  1. Jim Ryon says:

    Father,
    As I listened to your closing words about the liturgy, which I agree with 100%, I couldn’t help but worry that they may be negated tomorrow if the pope approves the travesty that is the liturgy of Neo-catechumenal Way.

  2. Thanks for the comment! That NeoCat liturgy thing bothers me too.

  3. Beautifully done, as always, Father.

    I’ve been thinking and writing quite a bit on religious liberty, and it seems to me that our weakness in this area contributes greatly to our overall lack of Catholic identity.
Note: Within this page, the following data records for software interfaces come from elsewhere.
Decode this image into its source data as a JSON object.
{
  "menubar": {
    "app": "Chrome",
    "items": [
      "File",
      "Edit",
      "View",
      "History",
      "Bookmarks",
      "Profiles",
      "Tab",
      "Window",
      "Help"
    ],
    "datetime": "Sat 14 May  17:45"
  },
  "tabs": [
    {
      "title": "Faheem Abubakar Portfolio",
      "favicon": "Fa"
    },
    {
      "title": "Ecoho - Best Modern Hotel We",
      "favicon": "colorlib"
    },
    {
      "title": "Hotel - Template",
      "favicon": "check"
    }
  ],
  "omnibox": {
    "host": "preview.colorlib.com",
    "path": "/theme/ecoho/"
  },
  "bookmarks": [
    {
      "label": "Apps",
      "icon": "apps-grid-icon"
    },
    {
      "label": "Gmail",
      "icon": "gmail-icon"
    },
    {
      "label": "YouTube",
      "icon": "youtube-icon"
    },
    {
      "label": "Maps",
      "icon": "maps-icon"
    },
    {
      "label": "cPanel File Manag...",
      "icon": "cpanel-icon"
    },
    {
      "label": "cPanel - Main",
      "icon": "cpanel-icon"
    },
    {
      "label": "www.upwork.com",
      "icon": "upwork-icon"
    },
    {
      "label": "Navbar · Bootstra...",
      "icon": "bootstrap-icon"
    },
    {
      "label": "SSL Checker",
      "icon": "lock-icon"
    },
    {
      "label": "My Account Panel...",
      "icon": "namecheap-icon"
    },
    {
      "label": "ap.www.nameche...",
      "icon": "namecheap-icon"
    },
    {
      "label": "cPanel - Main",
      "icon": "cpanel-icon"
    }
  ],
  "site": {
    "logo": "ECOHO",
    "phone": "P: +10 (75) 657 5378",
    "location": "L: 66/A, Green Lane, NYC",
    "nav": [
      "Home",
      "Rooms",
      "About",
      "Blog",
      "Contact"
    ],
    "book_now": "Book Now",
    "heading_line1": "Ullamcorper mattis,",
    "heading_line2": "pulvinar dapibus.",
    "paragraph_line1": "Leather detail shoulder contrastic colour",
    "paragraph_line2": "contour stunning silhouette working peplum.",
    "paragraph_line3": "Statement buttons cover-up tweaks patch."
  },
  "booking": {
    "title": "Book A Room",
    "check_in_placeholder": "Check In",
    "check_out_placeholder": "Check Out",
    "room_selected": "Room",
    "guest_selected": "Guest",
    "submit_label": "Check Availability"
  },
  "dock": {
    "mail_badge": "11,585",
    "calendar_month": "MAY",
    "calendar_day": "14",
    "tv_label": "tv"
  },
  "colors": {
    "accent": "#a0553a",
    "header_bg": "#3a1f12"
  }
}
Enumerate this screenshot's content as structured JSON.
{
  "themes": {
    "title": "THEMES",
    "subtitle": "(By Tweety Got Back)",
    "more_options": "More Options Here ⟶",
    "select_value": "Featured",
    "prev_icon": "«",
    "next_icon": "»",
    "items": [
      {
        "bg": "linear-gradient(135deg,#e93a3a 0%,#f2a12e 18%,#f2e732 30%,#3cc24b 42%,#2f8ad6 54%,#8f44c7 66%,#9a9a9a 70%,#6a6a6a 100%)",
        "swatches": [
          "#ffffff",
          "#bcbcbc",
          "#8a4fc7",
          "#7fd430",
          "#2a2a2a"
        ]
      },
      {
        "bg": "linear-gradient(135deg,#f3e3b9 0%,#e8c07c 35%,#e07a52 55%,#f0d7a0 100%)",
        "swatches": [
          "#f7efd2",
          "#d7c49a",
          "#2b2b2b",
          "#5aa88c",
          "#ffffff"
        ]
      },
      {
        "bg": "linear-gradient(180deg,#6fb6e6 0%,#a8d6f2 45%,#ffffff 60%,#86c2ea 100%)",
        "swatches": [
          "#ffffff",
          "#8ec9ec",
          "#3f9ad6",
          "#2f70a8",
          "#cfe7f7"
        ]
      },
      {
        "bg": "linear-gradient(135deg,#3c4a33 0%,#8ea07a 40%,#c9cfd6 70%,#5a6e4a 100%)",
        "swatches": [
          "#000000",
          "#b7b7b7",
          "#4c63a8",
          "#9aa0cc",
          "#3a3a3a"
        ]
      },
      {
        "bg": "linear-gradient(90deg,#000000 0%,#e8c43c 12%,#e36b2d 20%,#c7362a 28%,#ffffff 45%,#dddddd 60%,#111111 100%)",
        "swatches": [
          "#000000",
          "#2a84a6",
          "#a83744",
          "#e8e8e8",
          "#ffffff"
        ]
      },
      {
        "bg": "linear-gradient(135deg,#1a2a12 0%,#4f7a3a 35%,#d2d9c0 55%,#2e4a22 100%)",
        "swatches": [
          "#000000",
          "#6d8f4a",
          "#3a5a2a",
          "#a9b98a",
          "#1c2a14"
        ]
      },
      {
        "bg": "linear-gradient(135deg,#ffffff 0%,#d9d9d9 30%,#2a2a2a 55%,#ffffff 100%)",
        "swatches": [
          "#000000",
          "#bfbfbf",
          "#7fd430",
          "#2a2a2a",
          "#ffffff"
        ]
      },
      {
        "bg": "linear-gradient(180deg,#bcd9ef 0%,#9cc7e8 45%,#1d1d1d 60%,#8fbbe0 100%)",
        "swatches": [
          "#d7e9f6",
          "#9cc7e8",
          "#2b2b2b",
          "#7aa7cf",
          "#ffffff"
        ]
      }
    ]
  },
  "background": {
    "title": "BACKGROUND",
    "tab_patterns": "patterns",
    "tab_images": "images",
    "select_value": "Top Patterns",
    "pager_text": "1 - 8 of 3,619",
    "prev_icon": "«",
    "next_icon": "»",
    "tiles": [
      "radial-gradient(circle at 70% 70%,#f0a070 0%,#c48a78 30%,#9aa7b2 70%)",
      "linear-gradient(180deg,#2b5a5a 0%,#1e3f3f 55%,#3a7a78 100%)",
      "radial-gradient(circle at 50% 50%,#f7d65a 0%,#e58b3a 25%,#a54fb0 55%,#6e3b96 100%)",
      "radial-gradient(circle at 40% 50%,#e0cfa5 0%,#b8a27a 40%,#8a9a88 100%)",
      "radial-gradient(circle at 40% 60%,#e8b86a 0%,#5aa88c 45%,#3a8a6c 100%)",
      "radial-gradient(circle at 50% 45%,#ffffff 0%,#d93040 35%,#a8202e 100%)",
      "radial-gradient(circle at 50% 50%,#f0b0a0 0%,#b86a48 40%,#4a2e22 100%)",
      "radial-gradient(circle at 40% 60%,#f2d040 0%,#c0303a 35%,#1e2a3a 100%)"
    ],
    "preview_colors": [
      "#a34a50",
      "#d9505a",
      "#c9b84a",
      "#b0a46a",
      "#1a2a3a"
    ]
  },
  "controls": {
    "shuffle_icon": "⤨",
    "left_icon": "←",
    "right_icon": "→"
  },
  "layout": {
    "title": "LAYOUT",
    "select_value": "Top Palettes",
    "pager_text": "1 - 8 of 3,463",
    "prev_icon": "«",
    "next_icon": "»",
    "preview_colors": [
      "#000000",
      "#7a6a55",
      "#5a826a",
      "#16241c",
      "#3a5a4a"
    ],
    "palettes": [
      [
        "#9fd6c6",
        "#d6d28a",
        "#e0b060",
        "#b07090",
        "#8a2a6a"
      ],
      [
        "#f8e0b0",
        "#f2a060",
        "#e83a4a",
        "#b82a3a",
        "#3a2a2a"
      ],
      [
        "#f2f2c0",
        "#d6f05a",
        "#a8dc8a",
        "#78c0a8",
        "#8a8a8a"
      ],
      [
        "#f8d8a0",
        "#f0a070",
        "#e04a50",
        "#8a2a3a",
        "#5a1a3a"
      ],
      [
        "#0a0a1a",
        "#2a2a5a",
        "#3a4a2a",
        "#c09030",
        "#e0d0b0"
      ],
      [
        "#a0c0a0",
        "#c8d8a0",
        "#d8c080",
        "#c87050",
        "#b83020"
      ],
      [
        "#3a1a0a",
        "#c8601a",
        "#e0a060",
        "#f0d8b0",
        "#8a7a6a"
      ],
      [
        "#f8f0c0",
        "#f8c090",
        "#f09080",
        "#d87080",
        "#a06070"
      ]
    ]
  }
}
    Bishop Lori, Chairman of USCCB Committee on Religious Liberty recently said, “When we speak about religious freedom as the first of the freedoms, it’s not to aggrandize the Church, but to uphold the first line of defense for the dignity of the human person.”

    This is the problem: We (our shepherds) have stopped “aggrandizing” the Church – or more properly, we have ceased to make explicitly clear the unique grandeur of the Catholic Church and likewise Her Founder. We’ve contented ourselves with asking for a seat at the table alongside heretics and heathens.

    Is it even possible to defend the dignity of the human person (i.e., to aid them in perfecting their dignity in God) without pointing to the universal sacrament of salvation that is the Catholic Church? Have you ever heard a bishop publicly proclaim that the one and only God of all wills that every single human being draw near to Him as a visible member of the Catholic Church?

    We’ve ceased to proclaim to the world (and to our own) who we are, and who Christ is, and largely in the name of a castrated notion of religious liberty that effectively places Christ shoulder to shoulder with the false gods of the world, as though Church teaching is but an opinion to which we are entitled instead of what it truly is; the voice of the Lord calling out to His people.

    No wonder Catholics lack an identity.